Data extracted from a collection:
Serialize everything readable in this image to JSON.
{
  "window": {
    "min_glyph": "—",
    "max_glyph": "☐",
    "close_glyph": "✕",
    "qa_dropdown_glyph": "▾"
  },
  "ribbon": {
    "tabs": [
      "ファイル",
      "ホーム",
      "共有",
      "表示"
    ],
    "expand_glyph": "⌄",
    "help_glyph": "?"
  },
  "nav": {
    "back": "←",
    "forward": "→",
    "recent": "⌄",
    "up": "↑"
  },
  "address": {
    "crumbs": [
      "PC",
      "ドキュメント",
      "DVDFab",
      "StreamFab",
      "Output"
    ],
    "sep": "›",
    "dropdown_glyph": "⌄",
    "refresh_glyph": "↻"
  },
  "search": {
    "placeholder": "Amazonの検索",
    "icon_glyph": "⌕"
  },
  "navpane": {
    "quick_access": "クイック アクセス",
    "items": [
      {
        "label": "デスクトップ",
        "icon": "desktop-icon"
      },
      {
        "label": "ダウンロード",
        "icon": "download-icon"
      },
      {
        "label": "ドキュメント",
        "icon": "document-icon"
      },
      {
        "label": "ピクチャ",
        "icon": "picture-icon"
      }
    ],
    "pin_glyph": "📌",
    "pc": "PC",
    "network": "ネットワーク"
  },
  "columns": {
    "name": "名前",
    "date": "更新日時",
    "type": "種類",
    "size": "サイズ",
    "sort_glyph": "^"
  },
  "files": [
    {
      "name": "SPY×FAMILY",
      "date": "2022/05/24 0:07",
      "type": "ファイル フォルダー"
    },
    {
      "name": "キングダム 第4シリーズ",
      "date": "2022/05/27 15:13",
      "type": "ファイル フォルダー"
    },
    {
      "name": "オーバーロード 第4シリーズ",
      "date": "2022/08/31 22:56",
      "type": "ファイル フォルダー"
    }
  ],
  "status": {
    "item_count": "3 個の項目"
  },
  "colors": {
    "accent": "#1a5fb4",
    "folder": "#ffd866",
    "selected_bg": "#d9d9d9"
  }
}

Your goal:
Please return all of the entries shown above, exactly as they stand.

Solved exercise:
Serialize everything readable in this image to JSON.
{
  "window": {
    "min_glyph": "—",
    "max_glyph": "☐",
    "close_glyph": "✕",
    "qa_dropdown_glyph": "▾"
  },
  "ribbon": {
    "tabs": [
      "ファイル",
      "ホーム",
      "共有",
      "表示"
    ],
    "expand_glyph": "⌄",
    "help_glyph": "?"
  },
  "nav": {
    "back": "←",
    "forward": "→",
    "recent": "⌄",
    "up": "↑"
  },
  "address": {
    "crumbs": [
      "PC",
      "ドキュメント",
      "DVDFab",
      "StreamFab",
      "Output"
    ],
    "sep": "›",
    "dropdown_glyph": "⌄",
    "refresh_glyph": "↻"
  },
  "search": {
    "placeholder": "Amazonの検索",
    "icon_glyph": "⌕"
  },
  "navpane": {
    "quick_access": "クイック アクセス",
    "items": [
      {
        "label": "デスクトップ",
        "icon": "desktop-icon"
      },
      {
        "label": "ダウンロード",
        "icon": "download-icon"
      },
      {
        "label": "ドキュメント",
        "icon": "document-icon"
      },
      {
        "label": "ピクチャ",
        "icon": "picture-icon"
      }
    ],
    "pin_glyph": "📌",
    "pc": "PC",
    "network": "ネットワーク"
  },
  "columns": {
    "name": "名前",
    "date": "更新日時",
    "type": "種類",
    "size": "サイズ",
    "sort_glyph": "^"
  },
  "files": [
    {
      "name": "SPY×FAMILY",
      "date": "2022/05/24 0:07",
      "type": "ファイル フォルダー"
    },
    {
      "name": "キングダム 第4シリーズ",
      "date": "2022/05/27 15:13",
      "type": "ファイル フォルダー"
    },
    {
      "name": "オーバーロード 第4シリーズ",
      "date": "2022/08/31 22:56",
      "type": "ファイル フォルダー"
    }
  ],
  "status": {
    "item_count": "3 個の項目"
  },
  "colors": {
    "accent": "#1a5fb4",
    "folder": "#ffd866",
    "selected_bg": "#d9d9d9"
  }
}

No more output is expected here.